You do not see bonbori lighting very often these days unless you stay at a ryokan. The Botan no Hana is bonbori lighting crafted with a sashimono framework using Japanese cedar and covered by handmade Japanese paper from the Mino region. Today, most traditional bonbori lighting is made in Kyoto using Japanese cedar. The Japanese began using bonbori as pendant lighting around the Taisho and early Showa periods when andon lamps using candles and canola oil disappeared and electricity came into widespread use.
Despite the lighting’s relatively short history, the ambiance created by bonbori radiates a nostalgic Japanese atmosphere and distinct character, projecting an extraordinary presence. This Botan no Hana was carefully assembled by sashimono carpenters in Nagoya with Japanese paper handcrafted by artisans in the Mino region.
In the new modern space beyond the traditional ambiance, we wanted to express a modern presence with the design and soft lighting from Japanese paper. What makes this bonbori lighting different from others is the thin Japanese cedar frame. While the width of the frame for common bonbori is 7 to 8 mm, we thinned the frame to 5 mm in width. Since the thinner frame made it difficult to maintain the shape, we searched for the ideal relationship between width and depth for cedar materials and thinned the frame to the utmost limit.
Another challenge was that when covering the 5 mm wide cedar frame with washi paper on both sides, the paper runs off the edge without covering precisely because the area of adhesion of the washi is only 2.5 to 3 mm, which is thinner than the frame. An artisan spends three to four hours covering the bonbori with Japanese paper. This task of precisely covering the inside of a curved frame with washi paper truly requires patience.
For the overall shape, we wanted to preserve the gentle, circular shape of traditional bonbori lighting while maintaining a modern ambiance without strong Japanese elements. Our goal was to instill Japanese and fresh modern elements into the ambiance with a light filtered through Japanese paper. For the cedar frame, we created a line of curved wood to appear as if the shoulders were slightly lifted, adding a modern element to the standard shape.

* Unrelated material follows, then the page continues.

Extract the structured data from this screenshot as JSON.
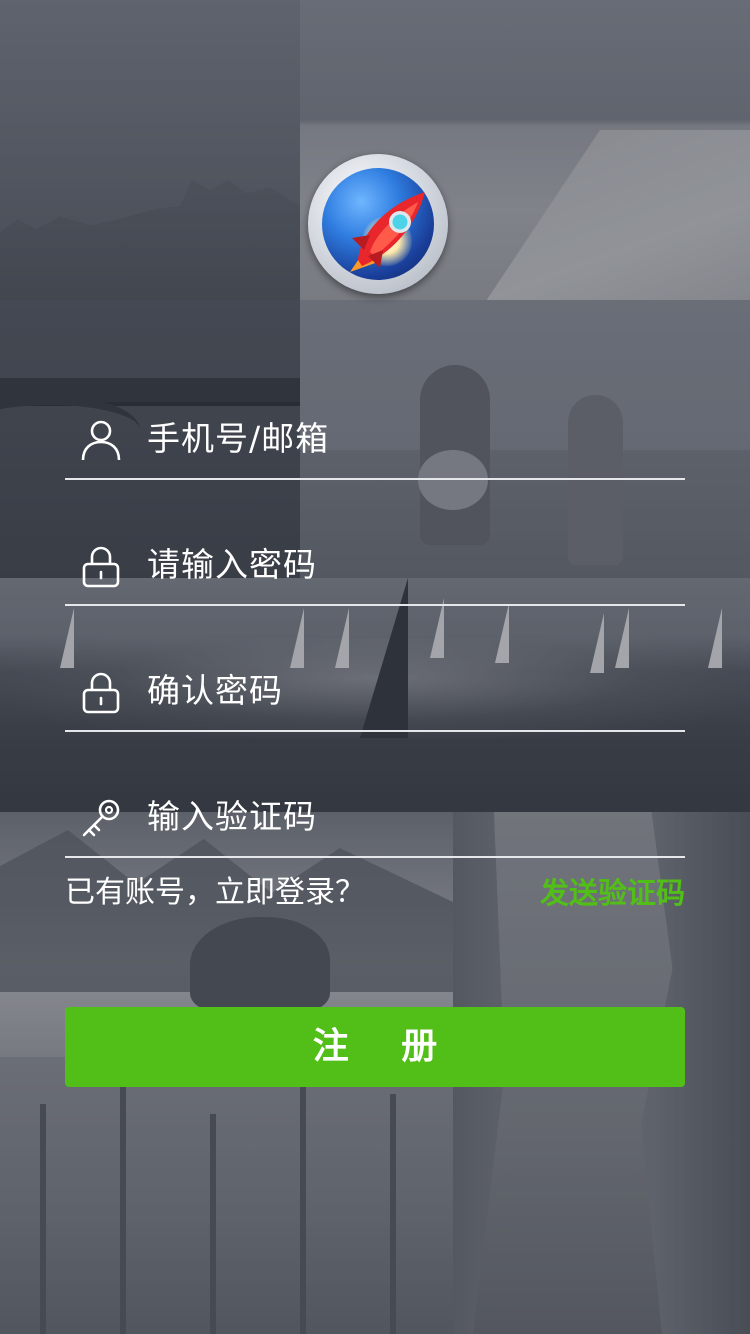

Even with additional elements, we remained particular about the basic materials and assembly to secure the essential overall impression of bonbori lighting. This bonbori lighting is built with the thinnest Japanese cedar frame in history. We think that the slender cedar material gives the lighting a delicate atmosphere across the board. This Botan no Hana is an ensemble of the sashimono carpenter’s sophisticated skills and spirit to take on new challenges along with the beauty of washi paper crafted through genuine works by artisans from the Mino region.